A slice of the orginal image... NASA’s James Webb Space Telescope has captured a tightly bound pair of actively forming stars, known as Herbig-Haro 46/47, in high-resolution near-infrared light. Look for them at the center of the red diffraction spikes, appearing as an orange-white splotch. Herbig-Haro 46/47 is an important object to study because it is relatively young – only a few thousand years old. Star systems take millions of years to fully form. Targets like this give researchers insight into how much mass stars gather over time, potentially allowing them to model how our own Sun, which is a low-mass star, formed – along with its planetary system.
NASA, ESA, CSA. Image Processing: Joseph DePasquale (STScI)

Webb's Diffraction Spikes

Bright stars stand out in Webb images with their eight sharply defined diffraction spikes.  In the linked infographic and transcript, the science behind Webb's diffraction spikes is explained (credit: STScI).


How are Webb Images Made?

Images don't come down from Webb in the beautiful full color renderings you see on this website and elsewhere. Someone has to translate the raw black and white image data into the color, especially since Webb collects light that falls outside of human vision.
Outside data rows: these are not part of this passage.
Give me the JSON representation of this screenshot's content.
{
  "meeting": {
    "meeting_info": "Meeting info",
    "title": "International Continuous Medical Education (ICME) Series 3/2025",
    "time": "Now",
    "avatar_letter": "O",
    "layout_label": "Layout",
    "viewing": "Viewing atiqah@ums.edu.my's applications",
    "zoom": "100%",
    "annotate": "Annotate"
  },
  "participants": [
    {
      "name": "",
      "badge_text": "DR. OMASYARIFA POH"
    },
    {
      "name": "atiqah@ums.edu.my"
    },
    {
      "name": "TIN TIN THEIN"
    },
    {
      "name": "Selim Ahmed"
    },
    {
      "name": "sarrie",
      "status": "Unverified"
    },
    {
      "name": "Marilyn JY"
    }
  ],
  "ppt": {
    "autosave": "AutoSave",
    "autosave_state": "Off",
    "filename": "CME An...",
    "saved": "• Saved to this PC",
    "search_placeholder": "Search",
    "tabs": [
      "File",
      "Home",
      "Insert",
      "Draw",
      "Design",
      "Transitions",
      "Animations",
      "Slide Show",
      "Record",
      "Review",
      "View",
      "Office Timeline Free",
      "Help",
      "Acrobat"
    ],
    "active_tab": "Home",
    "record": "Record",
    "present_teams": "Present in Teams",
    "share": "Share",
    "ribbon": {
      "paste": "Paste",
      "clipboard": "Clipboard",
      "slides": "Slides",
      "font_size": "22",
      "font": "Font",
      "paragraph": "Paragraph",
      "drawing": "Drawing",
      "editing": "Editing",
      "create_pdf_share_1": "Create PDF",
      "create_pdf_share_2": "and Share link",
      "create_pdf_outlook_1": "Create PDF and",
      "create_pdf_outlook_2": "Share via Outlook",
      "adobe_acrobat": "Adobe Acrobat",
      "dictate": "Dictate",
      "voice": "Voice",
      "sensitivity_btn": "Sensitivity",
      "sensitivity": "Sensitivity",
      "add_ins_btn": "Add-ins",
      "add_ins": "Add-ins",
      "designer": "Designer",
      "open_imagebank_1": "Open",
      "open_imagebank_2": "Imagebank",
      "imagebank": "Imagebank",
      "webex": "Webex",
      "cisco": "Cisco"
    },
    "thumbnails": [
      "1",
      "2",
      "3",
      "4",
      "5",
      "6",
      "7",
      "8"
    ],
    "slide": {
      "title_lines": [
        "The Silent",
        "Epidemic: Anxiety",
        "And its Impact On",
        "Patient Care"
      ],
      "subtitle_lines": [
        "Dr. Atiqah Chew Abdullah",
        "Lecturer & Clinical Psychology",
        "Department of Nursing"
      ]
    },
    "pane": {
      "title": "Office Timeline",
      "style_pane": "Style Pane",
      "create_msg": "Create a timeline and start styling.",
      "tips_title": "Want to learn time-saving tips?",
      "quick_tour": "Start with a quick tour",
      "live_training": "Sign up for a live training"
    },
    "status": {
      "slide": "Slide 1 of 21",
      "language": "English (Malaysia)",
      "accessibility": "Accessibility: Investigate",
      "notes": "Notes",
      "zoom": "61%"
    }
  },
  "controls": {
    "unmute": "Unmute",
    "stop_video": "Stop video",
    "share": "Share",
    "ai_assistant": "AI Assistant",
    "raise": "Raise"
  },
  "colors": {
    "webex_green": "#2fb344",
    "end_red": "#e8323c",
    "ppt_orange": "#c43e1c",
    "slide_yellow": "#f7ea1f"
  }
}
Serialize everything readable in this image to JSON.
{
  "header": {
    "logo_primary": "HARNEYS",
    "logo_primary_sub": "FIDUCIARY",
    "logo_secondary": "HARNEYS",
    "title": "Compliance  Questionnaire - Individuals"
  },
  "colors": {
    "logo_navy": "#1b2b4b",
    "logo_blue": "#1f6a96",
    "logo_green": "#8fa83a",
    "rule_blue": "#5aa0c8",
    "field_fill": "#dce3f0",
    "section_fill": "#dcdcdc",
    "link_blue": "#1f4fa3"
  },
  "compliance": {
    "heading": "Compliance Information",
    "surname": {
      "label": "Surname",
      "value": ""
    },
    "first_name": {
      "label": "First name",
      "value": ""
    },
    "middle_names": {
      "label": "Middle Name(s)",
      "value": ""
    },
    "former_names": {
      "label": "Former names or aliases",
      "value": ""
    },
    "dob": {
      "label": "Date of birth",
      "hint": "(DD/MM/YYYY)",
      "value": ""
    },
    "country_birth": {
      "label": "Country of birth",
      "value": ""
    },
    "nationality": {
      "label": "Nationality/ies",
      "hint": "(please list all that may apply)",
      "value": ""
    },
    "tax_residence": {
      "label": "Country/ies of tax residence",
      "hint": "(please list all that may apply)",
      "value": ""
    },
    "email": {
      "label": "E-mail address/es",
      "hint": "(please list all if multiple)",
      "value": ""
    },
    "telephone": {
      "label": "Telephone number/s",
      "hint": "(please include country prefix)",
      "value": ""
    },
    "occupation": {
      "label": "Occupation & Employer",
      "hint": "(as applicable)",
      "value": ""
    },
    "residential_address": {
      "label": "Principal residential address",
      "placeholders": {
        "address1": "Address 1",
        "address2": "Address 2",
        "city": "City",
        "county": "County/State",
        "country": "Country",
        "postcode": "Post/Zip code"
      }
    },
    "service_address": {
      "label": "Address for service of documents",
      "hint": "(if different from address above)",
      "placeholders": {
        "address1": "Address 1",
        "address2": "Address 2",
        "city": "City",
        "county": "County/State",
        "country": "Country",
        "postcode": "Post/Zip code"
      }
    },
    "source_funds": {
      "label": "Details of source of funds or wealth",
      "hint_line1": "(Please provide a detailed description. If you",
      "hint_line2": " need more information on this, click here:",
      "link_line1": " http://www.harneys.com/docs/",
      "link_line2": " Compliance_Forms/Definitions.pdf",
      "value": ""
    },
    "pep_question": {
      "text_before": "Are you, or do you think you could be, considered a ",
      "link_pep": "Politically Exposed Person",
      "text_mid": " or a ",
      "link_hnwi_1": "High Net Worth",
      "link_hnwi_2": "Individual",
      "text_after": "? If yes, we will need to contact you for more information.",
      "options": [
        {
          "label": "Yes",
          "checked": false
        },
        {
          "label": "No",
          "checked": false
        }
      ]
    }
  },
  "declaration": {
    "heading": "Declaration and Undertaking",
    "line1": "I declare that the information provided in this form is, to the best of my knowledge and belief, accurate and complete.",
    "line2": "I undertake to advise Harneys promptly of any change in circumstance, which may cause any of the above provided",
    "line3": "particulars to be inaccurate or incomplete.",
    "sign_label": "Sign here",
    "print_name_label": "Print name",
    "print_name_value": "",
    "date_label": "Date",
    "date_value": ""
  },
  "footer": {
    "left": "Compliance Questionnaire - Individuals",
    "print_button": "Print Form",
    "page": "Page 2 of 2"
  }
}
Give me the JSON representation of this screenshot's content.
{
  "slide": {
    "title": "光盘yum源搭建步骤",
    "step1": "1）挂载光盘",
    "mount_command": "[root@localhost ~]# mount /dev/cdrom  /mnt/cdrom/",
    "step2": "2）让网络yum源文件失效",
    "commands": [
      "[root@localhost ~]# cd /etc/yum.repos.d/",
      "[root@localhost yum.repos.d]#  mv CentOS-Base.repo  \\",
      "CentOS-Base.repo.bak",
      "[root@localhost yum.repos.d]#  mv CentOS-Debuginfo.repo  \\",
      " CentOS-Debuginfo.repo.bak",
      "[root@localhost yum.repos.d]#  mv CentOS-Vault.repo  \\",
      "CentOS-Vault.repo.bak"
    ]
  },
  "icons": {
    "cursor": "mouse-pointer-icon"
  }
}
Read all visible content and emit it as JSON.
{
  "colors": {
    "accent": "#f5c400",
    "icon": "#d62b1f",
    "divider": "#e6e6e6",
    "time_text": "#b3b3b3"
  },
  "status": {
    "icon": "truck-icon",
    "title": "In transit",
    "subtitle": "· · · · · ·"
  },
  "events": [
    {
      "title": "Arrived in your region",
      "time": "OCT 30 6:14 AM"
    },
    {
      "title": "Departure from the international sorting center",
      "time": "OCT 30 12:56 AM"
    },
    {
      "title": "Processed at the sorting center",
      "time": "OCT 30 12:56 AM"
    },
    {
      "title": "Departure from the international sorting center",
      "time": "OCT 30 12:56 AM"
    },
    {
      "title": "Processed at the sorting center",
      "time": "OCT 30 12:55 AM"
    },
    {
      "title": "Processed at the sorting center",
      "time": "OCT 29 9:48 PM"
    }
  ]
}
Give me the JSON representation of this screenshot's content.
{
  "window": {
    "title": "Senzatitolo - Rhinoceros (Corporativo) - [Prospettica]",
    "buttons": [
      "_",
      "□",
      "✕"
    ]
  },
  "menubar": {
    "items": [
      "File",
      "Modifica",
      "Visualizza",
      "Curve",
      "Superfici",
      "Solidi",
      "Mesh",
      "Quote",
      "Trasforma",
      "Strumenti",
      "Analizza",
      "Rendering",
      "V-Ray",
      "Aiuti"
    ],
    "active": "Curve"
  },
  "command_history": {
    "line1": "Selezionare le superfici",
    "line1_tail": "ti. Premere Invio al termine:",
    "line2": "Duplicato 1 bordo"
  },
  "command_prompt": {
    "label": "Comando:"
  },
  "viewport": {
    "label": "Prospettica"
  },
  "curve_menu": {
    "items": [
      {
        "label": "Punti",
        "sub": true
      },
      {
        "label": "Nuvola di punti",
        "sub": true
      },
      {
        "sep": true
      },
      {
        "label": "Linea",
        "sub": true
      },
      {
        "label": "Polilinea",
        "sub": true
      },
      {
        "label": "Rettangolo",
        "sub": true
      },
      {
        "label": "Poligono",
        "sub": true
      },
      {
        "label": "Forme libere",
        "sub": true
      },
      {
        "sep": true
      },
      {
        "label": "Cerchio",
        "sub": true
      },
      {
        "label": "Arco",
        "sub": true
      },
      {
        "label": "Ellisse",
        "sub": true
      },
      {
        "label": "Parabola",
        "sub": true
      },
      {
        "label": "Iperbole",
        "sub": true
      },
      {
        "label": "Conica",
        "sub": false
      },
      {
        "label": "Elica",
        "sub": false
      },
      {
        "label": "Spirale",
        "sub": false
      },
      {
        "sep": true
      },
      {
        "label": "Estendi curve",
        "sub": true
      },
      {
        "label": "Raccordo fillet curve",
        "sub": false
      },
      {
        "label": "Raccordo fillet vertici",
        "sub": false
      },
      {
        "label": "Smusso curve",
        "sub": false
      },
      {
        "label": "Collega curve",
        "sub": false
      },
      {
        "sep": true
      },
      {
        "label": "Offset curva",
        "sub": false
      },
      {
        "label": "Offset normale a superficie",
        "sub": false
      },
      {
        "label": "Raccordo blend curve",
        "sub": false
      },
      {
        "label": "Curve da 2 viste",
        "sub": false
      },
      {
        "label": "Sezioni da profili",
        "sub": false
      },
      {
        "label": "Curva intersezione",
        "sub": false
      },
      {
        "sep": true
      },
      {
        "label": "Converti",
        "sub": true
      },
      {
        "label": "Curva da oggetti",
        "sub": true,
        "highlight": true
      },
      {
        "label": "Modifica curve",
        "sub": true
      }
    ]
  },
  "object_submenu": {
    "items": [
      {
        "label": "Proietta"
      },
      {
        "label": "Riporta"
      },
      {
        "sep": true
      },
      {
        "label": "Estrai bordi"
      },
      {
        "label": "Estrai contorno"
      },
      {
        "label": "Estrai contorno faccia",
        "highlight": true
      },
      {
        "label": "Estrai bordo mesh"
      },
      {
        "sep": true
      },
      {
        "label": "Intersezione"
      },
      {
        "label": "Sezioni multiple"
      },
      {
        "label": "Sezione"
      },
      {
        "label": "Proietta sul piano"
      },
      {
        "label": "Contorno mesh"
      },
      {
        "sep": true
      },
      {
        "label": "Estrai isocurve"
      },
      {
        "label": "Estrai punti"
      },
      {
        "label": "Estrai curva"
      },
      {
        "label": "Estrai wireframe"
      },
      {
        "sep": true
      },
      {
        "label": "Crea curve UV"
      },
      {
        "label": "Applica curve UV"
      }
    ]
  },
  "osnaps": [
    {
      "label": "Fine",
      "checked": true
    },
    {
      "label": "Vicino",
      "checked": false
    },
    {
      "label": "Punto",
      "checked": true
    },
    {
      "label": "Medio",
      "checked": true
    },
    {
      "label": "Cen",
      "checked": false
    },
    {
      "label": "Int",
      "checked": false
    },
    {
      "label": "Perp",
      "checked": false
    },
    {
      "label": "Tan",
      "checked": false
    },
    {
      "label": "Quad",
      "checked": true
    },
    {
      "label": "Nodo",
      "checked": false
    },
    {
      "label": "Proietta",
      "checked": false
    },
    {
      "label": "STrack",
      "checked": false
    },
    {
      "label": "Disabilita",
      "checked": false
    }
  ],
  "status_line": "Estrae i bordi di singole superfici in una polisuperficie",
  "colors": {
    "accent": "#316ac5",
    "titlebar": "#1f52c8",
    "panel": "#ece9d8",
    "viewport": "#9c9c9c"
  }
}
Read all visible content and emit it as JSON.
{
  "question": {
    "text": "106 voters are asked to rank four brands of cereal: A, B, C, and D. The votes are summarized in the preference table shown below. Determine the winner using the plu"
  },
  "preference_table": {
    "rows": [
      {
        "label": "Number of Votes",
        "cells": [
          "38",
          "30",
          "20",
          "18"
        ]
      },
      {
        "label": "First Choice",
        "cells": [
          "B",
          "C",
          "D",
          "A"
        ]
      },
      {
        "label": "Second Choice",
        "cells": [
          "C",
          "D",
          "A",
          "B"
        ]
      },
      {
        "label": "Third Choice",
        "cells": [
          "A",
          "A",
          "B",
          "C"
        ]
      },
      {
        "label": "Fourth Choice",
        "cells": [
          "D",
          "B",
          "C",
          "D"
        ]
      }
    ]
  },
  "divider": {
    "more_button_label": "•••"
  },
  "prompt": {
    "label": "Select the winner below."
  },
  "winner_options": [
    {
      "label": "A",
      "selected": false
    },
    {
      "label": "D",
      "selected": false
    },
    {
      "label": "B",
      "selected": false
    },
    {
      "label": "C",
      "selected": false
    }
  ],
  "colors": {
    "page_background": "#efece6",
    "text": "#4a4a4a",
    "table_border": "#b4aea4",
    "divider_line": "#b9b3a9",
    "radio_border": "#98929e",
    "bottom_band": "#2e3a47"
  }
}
That’s where people like Joe DePasquale and Alyssa Pagan of the Space Telescope Science Institute come in. Learn how they makes choices about color and other aspects of space images.

Note: the following video embed is a playlist, to access all videos in the list, click on the 3 bar icon in upper right.

What is Webb Observing Next?

JWST science observations are nominally scheduled in weekly increments. Planned schedules will be posted as they are made available. Since the schedules do not take into account unforeseen events, including some target of opportunity observations, it is possible that the actual executed observations will differ from those planned.